[EXERCISE REQUIREMENTS]: Which lines of the material contain the word "title"? Show each one.

• • • • • • •

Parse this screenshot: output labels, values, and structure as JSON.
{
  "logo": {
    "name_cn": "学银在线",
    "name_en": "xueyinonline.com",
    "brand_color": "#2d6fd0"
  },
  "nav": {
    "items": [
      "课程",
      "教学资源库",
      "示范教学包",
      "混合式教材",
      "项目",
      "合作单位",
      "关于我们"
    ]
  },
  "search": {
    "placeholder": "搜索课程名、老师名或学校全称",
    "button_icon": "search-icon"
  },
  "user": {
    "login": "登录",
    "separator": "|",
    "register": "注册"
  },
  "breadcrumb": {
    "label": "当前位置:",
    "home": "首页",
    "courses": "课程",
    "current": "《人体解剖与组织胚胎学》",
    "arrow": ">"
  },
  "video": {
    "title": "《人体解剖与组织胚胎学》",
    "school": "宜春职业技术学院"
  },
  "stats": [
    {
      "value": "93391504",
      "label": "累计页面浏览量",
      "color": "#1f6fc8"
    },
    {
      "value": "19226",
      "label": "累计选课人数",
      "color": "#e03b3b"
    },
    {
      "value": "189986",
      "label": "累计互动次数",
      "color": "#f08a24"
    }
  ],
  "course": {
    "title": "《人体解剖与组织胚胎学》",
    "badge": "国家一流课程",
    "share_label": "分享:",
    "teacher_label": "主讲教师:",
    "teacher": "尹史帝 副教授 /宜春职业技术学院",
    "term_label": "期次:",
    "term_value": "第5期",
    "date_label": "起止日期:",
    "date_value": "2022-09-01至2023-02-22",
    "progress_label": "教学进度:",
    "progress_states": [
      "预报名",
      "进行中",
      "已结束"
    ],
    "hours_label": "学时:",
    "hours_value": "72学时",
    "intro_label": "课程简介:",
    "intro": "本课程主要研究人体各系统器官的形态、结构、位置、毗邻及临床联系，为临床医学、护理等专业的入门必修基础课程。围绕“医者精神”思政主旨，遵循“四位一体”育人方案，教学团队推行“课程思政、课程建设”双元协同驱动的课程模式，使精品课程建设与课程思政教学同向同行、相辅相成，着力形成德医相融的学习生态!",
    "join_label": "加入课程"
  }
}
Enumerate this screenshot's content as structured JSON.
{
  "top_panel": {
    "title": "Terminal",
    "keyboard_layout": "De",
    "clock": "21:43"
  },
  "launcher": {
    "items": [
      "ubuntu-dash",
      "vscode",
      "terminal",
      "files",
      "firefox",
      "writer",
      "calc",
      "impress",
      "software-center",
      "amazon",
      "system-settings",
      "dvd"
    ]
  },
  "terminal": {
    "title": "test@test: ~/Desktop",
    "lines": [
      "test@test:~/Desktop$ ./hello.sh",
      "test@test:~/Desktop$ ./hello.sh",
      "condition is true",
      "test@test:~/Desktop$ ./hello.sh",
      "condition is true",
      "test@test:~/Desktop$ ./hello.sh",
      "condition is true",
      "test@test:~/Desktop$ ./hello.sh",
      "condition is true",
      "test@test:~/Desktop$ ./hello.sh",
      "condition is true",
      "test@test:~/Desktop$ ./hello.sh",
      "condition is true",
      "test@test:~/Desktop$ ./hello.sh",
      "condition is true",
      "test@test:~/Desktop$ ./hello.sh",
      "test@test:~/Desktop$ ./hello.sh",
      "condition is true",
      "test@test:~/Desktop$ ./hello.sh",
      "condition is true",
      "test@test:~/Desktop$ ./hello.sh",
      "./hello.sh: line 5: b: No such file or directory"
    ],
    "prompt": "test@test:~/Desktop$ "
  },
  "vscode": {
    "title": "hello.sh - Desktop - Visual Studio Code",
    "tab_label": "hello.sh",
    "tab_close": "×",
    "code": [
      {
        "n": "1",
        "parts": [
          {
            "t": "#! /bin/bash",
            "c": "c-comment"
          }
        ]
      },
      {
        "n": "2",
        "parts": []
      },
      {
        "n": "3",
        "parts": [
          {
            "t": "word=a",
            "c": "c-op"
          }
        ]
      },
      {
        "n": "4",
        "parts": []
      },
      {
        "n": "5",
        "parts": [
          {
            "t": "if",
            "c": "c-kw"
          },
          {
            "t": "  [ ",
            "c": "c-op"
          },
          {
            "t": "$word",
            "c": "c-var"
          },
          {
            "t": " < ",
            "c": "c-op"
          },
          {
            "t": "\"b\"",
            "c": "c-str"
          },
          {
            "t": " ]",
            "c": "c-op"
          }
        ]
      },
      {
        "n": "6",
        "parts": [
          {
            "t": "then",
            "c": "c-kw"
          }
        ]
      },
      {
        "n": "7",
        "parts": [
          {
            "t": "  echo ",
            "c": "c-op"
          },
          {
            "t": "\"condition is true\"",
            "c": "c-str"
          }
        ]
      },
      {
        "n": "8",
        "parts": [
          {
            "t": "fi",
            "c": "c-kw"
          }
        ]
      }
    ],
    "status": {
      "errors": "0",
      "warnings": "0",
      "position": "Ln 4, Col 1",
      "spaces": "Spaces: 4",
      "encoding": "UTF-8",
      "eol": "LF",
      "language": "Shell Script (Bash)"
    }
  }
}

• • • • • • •

[SOLVED PROBLEM]:
    "title": "《人体解剖与组织胚胎学》",
    "title": "《人体解剖与组织胚胎学》",
    "title": "Terminal",
    "title": "test@test: ~/Desktop",
    "title": "hello.sh - Desktop - Visual Studio Code",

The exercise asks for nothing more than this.